Back in China, Hua threw himself into educational reform and the organization of mathematical activity at the graduate level, in the schools, and among workers in the burgeoning industry. In July 1952 the Mathematical Institute of the Academia Sinica came into being, with Hua as its first director. The following year he was one of a 26-member delegation from the Academia Sinica to visit the Soviet Union in order to establish links with Russian science. Later, he was the first Chair of the Department of Mathematics and Vice President of University of Science & Technology of China (USTC), a new type of Chinese university established by the Chinese Academy of Sciences (CAS) in 1958, which was aimed at fostering skilled researchers necessary for the economic development, defense and education in science and technology.
Despite his many teaching and administrative duties, Hua remained active in research and continued to write, not only on topics that had engaged him before but also in areas that were new to him or had been only lightly touched on before. In 1956, his voluminous text, Introduction to Number Theory, appeared, and later it was published in English by Springer. Harmonic Analysis of Functions of Several Complex Variables in the Classical Domains came out in 1958 and was translated into Russian in the same year, followed by an English translation by the American Mathematical Society in 1963.

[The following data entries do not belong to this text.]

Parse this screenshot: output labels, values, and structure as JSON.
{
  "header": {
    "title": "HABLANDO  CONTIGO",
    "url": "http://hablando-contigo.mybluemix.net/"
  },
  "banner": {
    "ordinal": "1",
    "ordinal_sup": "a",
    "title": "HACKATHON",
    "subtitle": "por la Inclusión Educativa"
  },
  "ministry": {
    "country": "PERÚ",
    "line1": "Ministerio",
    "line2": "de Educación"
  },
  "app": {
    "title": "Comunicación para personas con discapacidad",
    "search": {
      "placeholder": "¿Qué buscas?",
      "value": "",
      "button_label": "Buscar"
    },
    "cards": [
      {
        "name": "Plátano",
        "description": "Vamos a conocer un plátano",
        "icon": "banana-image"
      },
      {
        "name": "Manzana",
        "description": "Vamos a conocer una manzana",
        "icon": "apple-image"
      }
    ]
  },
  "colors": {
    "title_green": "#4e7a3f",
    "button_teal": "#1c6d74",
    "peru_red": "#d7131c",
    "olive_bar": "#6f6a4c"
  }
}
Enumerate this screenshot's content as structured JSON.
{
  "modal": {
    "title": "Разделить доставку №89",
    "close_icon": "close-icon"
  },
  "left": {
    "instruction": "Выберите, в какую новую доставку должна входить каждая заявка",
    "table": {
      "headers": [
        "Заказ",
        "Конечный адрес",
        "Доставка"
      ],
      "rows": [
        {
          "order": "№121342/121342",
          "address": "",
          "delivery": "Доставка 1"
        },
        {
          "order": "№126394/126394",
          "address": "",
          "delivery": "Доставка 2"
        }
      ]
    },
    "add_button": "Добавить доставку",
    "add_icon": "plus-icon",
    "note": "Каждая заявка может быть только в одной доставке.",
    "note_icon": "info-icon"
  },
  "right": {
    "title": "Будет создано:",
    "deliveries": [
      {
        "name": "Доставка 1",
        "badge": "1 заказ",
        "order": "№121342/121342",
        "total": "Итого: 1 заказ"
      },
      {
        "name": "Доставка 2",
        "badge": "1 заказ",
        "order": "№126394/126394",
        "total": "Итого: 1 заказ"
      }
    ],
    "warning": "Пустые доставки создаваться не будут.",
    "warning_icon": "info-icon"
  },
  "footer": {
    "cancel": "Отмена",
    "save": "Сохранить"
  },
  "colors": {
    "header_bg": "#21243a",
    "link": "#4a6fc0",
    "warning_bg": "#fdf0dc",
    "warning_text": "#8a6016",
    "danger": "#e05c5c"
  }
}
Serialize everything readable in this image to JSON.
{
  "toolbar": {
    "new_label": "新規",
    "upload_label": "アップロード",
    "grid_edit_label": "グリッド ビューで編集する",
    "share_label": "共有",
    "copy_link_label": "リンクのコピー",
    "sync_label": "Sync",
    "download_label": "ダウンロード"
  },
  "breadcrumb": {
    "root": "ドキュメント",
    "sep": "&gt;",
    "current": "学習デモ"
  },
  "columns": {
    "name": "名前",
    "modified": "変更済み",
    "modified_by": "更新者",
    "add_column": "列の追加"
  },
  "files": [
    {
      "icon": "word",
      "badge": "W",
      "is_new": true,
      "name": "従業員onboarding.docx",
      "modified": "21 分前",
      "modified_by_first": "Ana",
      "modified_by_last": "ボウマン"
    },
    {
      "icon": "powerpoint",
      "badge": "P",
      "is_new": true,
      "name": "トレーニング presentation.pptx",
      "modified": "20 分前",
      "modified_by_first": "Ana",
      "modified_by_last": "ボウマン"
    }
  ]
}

Outside of pure math, Hua first proposed in 1952 the development of China's electronic computer, and in early 1953, an initial research team for this project was formed under Hua's leadership by the Mathematical Institute of the Academia Sinica.
The start of the Great Leap Forward in 1958 came with a vehement attack on pure mathematics and intellectuals, which prompted Hua to shift towards applied mathematics. Hua developed, with Wang Yuan, a broad interest in linear programming, operations research, and multidimensional numerical integration. In connection with the last of these, the study of the Monte Carlo method and the role of uniform distribution led them to invent an alternative deterministic method based on ideas from algebraic number theory. Their theory was set out in Applications of Number Theory to Numerical Analysis, which was published much later, in 1978, and by Springer in English translation in 1981. The newfound interest in applicable mathematics took him in the 1960s, accompanied by a team of assistants, all over China to show workers of all kinds how to apply their reasoning faculty to the solution of shop-floor and everyday problems. Whether in ad hoc problem-solving sessions in factories or open-air teachings, he touched his audiences with the spirit of mathematics to such an extent that he became a national hero and even earned an unsolicited letter of commendation from Mao Zedong, this last a valuable protection in uncertain times. Hua had a commanding presence, a genial personality, and a wonderful way of putting things simply, and the impact of his travels spread his fame and the popularity of mathematics across the land.
Following the Cultural Revolution, Hua resumed contact with Western mathematicians. In 1980 Hua became a cultural ambassador of China charged with re-establishing links with Western academics, and during the next five years he travelled extensively in Europe, the United States, and Japan. In 1979 he was a visiting research fellow of the then Science Research Council of the United Kingdom at the University of Birmingham and during 1983–84 he was Sherman Fairchild Distinguished Scholar at the California Institute of Technology. He died of a heart attack at the end of a lecture he gave in Tokyo on 12 June 1985.
Hua Luogeng Park in Jintan, Jiangsu has been named after him.